I didn’t want to write this post today, but I also don’t want to forget the emotions and memories I’ve made since my mom’s passing, so if I don’t get it down on “paper” now, the vividness will fade.
My mom’s service was just what she would have wanted. Yes there were tears, yes there was sadness, but we did celebrate my mother’s life through funny, but touching speeches, kind words and photographs. I know that everyone who knew my mother is affected by her death, but no one is grieving like my brother and I. It’s hard for people to understand who have never lost a mother. And although their kind words are deeply appreciated, nothing can replace the heartache that I’m feeling deep inside my bones.
I know that time will help me cope, but life will never be the same. There are many good things happening in my life that I’d love to have been able to share with my mother: the love I share with Brian, future races and triathlons, work accomplishments, and other great things that I know will make up my future. But now I must come up with a plan on how I’m going to do all of those things without her, and make sure that our new life without mom is just as fulfilling as it was when she was here.

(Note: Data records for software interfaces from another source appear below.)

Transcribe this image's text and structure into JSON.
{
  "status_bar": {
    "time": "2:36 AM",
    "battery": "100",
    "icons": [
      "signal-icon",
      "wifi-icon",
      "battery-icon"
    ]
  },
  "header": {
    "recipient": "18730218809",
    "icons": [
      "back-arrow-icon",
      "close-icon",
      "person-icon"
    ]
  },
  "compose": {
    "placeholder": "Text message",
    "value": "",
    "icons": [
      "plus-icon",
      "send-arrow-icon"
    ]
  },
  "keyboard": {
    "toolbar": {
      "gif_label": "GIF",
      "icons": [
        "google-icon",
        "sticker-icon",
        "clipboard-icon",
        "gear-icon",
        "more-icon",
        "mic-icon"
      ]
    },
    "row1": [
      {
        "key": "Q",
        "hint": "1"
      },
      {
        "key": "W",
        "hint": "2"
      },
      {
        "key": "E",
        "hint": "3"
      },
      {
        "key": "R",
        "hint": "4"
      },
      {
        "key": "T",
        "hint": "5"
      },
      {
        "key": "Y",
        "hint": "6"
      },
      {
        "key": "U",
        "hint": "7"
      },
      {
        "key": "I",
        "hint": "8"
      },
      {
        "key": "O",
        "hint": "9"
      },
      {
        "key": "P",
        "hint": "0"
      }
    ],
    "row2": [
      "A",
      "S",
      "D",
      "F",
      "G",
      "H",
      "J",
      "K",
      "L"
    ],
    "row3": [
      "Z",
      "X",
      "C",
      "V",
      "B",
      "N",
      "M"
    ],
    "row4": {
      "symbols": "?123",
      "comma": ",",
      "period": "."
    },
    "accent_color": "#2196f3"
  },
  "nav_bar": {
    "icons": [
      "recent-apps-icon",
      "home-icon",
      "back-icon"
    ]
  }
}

After the services, we came back to my parents house and Ate, Drank, and were definitely Merry.
We filled our bellies with food.
I cracked open a bottle of champagne and some wine.
We took out the fire pit and lit a campfire in her honor.
We sat around it and told stories of Judy’s life, laughing, drinking and sharing, until the wee hours of the night.
At one moment, for around 10 minutes or so, the wind picked up, and began to swirl the fire’s flames in all directions, lapping at each one of us as it danced. At that moment, we knew my mom was there. Making sure her flame touched every single one of us. (Thanks Meghan).
I know this is a given, but I will never, ever forget my mother. Last night as I sat in the back of the chapel, as guests began to taper, leaving only close family members behind, I noticed, for the first time, all of the mother and daughter relationships that were in the room. It suffocates me to know that I’ll never have another mother.
Although I’m grieving, I know that I still have responsibilities here on this planet. I’m still a daughter. I’m still a sister. I’m still a granddaughter, a girlfriend, niece, cousin, and a friend. I’m still a teacher, and even though it’s of the furry kind, I’m a mother too. Just because one of my roles has ended, that doesn’t mean there aren’t others out there who will need me, and I know that we’ll all get through this together.
Thanks to everyone for your kind words, notes, cards, texts, emails, gifts and thoughts.
I miss you mom.
PS- For those of you who were unable to attend the services, this is the note that my Uncle Marty read that I wrote about my mother:
When I think about my mother, I will not think about watching her take her very last breath. I won’t think about the cancer, I won’t think about the pain. Because those things were a microscopic part of her huge, full and happy life.
I will think about Halloween parties she threw, when she had the idea to make a hayride out of Abuelo’s trailer.
I will think about when she sang Last Dance at the fair, and it was blared over the speakers for all visitors to hear, and how Dad, Jason and I slowly crept away from the recording studio.
I will think about the time we went up to Blairsville and she almost fell down a waterfall because “she wanted to see over the edge”.
I will think about trips to the beach seeing her standing in her swimsuit cooking breakfast.
I will think about trips to Disney Halloween and how she insisted that the Disney employees wouldn’t notice us going through the same trick or treat lines 3, 4, or 17 times.
I will think about camping trips at Tillis Hills where our days and nights were filled with laughs, 45 minute drives to the local Wal-Mart, and gourmet meals. No matter how far removed from civilization we were, mom could always find a Wal-Mart (she was the original GPS).
I will think about Christmas Eve parties at Abuelo’s and Christmas mornings at our house, where even at 32 years old, I was still pulling gifts out of a 6 foot tall stocking.
I will think about crabbing and fishing trips where she always seemed to be the one to catch something first.
I will think about all the birthday pool parties she threw me, and homemade birthday cakes she made.
I will think about her being pregnant and giving me the only brother I’ll ever have.
I will think about her love of board games, and how we would stay up until the wee hours of the night playing her favorite game, Scrabble.
I will think about trips up to the mountains where she insisted on having a bbq on top of the highest mountain in Georgia with temperatures in the teens. She learned that day that mustard has a freezing point.
I wish my brain was a computer that I just file each and every memory away in for safe keeping. I know some will stay vivid, while others will fade away with time. I never fully understood the pain she felt when her mother passed away, but now I do.
I can’t wait for the day to come where I’ll find peace in a photo, find comfort in her belongings and be able to laugh at an empty ketchup bottle on a restaurant table.